── Exercise input ──

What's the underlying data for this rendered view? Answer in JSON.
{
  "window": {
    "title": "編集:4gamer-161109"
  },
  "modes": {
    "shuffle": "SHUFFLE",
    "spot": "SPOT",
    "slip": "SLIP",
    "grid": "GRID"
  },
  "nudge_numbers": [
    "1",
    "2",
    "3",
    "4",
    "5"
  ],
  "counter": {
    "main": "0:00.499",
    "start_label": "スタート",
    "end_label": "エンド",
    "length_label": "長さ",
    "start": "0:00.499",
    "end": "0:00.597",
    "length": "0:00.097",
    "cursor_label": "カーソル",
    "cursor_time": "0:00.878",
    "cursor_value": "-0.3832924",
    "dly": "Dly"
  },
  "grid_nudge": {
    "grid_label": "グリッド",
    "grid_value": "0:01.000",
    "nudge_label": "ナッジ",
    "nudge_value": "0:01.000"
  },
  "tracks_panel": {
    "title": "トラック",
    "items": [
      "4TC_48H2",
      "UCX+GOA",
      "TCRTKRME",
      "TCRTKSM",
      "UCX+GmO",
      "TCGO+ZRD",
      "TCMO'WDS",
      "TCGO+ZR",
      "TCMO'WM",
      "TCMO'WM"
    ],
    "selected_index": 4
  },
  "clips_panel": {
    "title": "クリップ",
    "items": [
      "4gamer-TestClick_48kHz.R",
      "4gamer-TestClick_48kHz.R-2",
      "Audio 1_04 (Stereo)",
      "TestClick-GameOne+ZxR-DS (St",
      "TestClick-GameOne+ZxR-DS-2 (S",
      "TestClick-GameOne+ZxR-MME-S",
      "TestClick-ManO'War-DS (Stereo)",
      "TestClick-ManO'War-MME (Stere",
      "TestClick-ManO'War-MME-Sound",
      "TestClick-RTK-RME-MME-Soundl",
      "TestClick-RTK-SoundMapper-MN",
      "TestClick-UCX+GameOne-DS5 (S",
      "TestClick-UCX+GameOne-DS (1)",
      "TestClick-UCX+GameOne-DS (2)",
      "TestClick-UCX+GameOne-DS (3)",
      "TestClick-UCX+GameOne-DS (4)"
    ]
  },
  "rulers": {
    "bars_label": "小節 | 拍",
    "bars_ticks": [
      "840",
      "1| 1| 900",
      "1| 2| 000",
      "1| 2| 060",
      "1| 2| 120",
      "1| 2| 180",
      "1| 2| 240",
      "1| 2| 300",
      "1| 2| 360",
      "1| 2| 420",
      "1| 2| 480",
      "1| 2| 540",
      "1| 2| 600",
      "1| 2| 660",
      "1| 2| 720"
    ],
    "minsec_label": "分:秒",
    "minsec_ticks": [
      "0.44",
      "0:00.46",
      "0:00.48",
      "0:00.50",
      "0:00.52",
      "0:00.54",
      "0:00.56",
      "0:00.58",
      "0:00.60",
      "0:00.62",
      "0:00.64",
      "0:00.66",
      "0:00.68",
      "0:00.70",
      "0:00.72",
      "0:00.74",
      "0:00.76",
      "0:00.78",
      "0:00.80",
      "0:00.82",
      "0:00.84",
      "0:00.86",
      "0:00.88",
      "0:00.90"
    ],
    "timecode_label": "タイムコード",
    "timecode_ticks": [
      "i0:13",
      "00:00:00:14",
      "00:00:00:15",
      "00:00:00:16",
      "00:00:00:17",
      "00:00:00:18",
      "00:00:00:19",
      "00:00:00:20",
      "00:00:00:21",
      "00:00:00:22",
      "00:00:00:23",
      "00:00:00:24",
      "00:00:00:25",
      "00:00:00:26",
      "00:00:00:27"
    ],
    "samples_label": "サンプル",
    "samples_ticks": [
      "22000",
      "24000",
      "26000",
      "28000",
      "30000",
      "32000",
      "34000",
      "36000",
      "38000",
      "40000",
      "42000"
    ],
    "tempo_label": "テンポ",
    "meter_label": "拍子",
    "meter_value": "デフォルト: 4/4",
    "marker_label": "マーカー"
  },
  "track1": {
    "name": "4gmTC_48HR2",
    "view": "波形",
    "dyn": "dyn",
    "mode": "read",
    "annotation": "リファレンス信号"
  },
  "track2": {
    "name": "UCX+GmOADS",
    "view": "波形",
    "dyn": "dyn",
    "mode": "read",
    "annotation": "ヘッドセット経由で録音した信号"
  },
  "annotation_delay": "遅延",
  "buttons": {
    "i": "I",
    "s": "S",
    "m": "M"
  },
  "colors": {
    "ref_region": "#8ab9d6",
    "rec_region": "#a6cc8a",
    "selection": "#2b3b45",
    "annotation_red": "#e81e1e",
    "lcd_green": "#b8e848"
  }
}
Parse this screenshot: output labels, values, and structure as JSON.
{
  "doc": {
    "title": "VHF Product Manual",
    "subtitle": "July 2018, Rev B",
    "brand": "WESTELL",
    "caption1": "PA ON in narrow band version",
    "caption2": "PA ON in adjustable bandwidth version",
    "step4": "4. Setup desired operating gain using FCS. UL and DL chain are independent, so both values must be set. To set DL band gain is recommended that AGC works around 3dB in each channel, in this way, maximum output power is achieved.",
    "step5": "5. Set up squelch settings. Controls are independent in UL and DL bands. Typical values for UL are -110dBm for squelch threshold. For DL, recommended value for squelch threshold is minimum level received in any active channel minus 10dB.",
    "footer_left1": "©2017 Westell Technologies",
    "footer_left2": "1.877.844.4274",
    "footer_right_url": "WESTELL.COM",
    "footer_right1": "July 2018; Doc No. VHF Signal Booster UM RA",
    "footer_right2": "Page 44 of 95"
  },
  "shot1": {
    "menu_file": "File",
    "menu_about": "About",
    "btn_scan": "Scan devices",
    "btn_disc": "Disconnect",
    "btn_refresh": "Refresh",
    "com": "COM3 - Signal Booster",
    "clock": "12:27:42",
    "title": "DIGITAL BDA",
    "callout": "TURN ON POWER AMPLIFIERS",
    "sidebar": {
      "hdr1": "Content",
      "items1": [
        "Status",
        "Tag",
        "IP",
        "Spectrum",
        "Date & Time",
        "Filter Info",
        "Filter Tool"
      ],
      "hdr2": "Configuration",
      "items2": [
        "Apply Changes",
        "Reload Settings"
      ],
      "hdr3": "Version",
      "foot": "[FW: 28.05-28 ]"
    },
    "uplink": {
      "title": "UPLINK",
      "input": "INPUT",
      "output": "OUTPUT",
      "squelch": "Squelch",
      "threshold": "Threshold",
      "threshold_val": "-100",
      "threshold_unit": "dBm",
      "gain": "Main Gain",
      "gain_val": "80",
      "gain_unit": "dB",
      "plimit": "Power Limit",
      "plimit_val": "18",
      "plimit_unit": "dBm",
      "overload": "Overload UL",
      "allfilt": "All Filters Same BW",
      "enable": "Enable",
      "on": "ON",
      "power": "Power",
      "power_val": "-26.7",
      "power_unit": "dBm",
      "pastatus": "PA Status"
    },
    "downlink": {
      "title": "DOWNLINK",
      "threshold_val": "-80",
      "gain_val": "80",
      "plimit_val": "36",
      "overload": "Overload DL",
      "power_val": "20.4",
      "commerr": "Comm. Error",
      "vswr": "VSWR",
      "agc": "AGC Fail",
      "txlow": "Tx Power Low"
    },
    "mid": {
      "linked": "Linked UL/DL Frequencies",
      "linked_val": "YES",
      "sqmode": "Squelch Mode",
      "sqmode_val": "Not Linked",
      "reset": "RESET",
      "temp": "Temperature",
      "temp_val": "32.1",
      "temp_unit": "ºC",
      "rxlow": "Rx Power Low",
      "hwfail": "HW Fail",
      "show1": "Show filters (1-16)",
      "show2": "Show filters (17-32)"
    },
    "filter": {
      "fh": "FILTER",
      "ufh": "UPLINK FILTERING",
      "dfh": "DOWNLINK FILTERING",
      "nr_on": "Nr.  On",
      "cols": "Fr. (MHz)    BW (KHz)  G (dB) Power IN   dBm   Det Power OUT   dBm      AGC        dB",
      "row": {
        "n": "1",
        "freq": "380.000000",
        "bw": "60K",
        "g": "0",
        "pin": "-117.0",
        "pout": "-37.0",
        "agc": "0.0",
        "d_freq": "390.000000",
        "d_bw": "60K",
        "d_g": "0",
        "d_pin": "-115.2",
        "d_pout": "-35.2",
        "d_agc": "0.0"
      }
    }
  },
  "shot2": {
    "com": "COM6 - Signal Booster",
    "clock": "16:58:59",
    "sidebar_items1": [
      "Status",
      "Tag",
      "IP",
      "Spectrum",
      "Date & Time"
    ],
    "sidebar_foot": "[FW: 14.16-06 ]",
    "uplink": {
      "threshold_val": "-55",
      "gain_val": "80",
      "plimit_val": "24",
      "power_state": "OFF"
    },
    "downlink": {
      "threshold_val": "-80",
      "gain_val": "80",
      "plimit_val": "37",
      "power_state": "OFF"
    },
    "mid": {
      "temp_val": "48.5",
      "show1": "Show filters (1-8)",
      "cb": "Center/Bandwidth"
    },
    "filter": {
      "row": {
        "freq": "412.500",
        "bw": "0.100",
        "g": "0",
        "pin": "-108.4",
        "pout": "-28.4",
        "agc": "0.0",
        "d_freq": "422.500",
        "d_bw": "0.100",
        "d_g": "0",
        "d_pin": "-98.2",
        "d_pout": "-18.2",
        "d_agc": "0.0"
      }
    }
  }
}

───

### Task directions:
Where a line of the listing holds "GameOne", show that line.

### Task solution:
      "TestClick-GameOne+ZxR-DS (St",
      "TestClick-GameOne+ZxR-DS-2 (S",
      "TestClick-GameOne+ZxR-MME-S",
      "TestClick-UCX+GameOne-DS5 (S",
      "TestClick-UCX+GameOne-DS (1)",
      "TestClick-UCX+GameOne-DS (2)",
      "TestClick-UCX+GameOne-DS (3)",
      "TestClick-UCX+GameOne-DS (4)"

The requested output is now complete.